Late last year, Chan Zuckerberg Initiative Advocacy—CZI’s political advocacy arm—sold all 103,000 of the remaining Facebook shares it held. According to data from the Center for Responsive Politics, CZI Advocacy has contributed $17.8 million to left-leaning ballot initiatives, mostly in California, since 2018.
Zuckerberg’s stock sales over time are common among founders who took their companies public, and similar to those of his fellow tech moguls. Amazon founder Jeff Bezos decreased his stake to 24% from 42% in the first nine years after IPO—selling about $500 million worth of shares—while Google founders Larry Page and Sergey Brin trimmed their stakes to about 7% from 16% in the same amount of time.

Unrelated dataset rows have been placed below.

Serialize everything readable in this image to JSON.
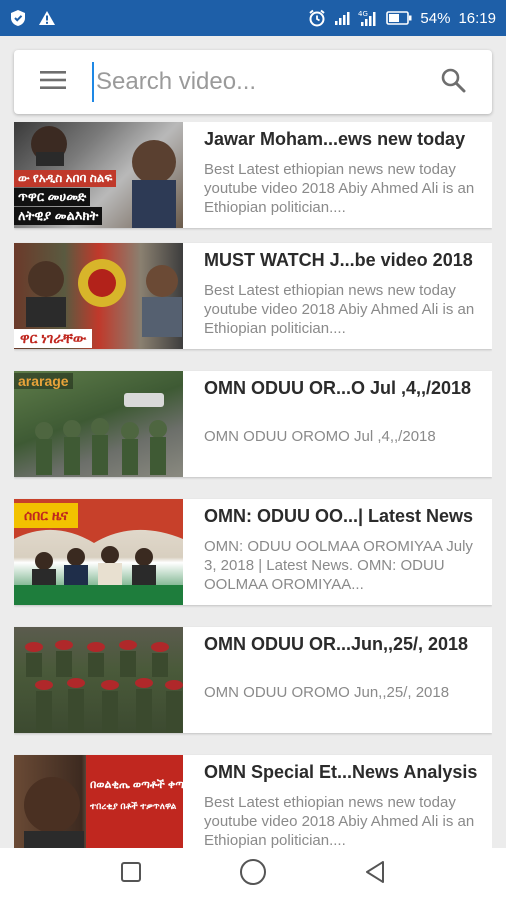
{
  "status_bar": {
    "battery": "54%",
    "time": "16:19",
    "icons": [
      "shield-icon",
      "warning-icon",
      "alarm-icon",
      "signal-icon",
      "network-signal-icon",
      "battery-icon"
    ]
  },
  "search": {
    "placeholder": "Search video...",
    "value": "",
    "menu_icon": "hamburger-menu-icon",
    "search_icon": "search-icon"
  },
  "videos": [
    {
      "title": "Jawar Moham...ews new today",
      "description": "Best Latest ethiopian news new today youtube video 2018 Abiy Ahmed Ali is an Ethiopian politician....",
      "thumb_caption_1": "ው የአዲስ አበባ ስልፍ",
      "thumb_caption_2": "ጥዋር መሀመድ",
      "thumb_caption_3": "ለትዊያ መልእክት"
    },
    {
      "title": "MUST WATCH J...be video 2018",
      "description": "Best Latest ethiopian news new today youtube video 2018 Abiy Ahmed Ali is an Ethiopian politician....",
      "thumb_caption_1": "ዋር ነገራቸው"
    },
    {
      "title": "OMN ODUU OR...O Jul ,4,,/2018",
      "description": "OMN ODUU OROMO Jul ,4,,/2018",
      "thumb_caption_1": "ararage"
    },
    {
      "title": "OMN: ODUU OO...| Latest News",
      "description": "OMN: ODUU OOLMAA OROMIYAA July 3, 2018 | Latest News. OMN: ODUU OOLMAA OROMIYAA...",
      "thumb_caption_1": "ሰበር ዜና"
    },
    {
      "title": "OMN ODUU OR...Jun,,25/, 2018",
      "description": "OMN ODUU OROMO Jun,,25/, 2018"
    },
    {
      "title": "OMN Special Et...News Analysis",
      "description": "Best Latest ethiopian news new today youtube video 2018 Abiy Ahmed Ali is an Ethiopian politician....",
      "thumb_caption_1": "በወልቂጤ ወጣቶች ቀጣ",
      "thumb_caption_2": "ተበረቂያ በቶች ተቃጥለዋል"
    }
  ],
  "nav": {
    "icons": [
      "recent-apps-icon",
      "home-icon",
      "back-icon"
    ]
  },
  "colors": {
    "status_bar": "#1e5fa8",
    "accent": "#1e88e5",
    "background": "#ececec"
  }
}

Relatively speaking, though, Zuckerberg has sold far less Facebook stock (in dollar terms) than Bezos has sold of Amazon in total. Since Amazon went public in 1997, Forbes calculated that Bezos has sold nearly $27 billion worth of Amazon shares (before taxes). Of that amount he sold $10 billion last year. That makes Zuckerberg’s $2 billion worth of sales look paltry. Today, Bezos’ Amazon stake stands at 10% after he notably relinquished a quarter of his then 16% stake in 2019 to ex-wife MacKenzie Scott as part of the most expensive divorce in history. Still, the former Amazon CEO, who stepped down from the position earlier this month, is the richest person in the world.
Some 98% of Zuckerberg’s estimated $127 billion fortune still lies in his Facebook stock. The remainder comes from stock sales, as well as a real estate portfolio that’s worth an estimated $200 million and includes properties in Palo Alto, California, Hawaii and Lake Tahoe. Zuckerberg spent more than $100 million in 2014 to purchase 700 acres of land on the Hawaiian island of Kauai, then added another 600 acres this May for $53 million, according to a report from Mansion Global.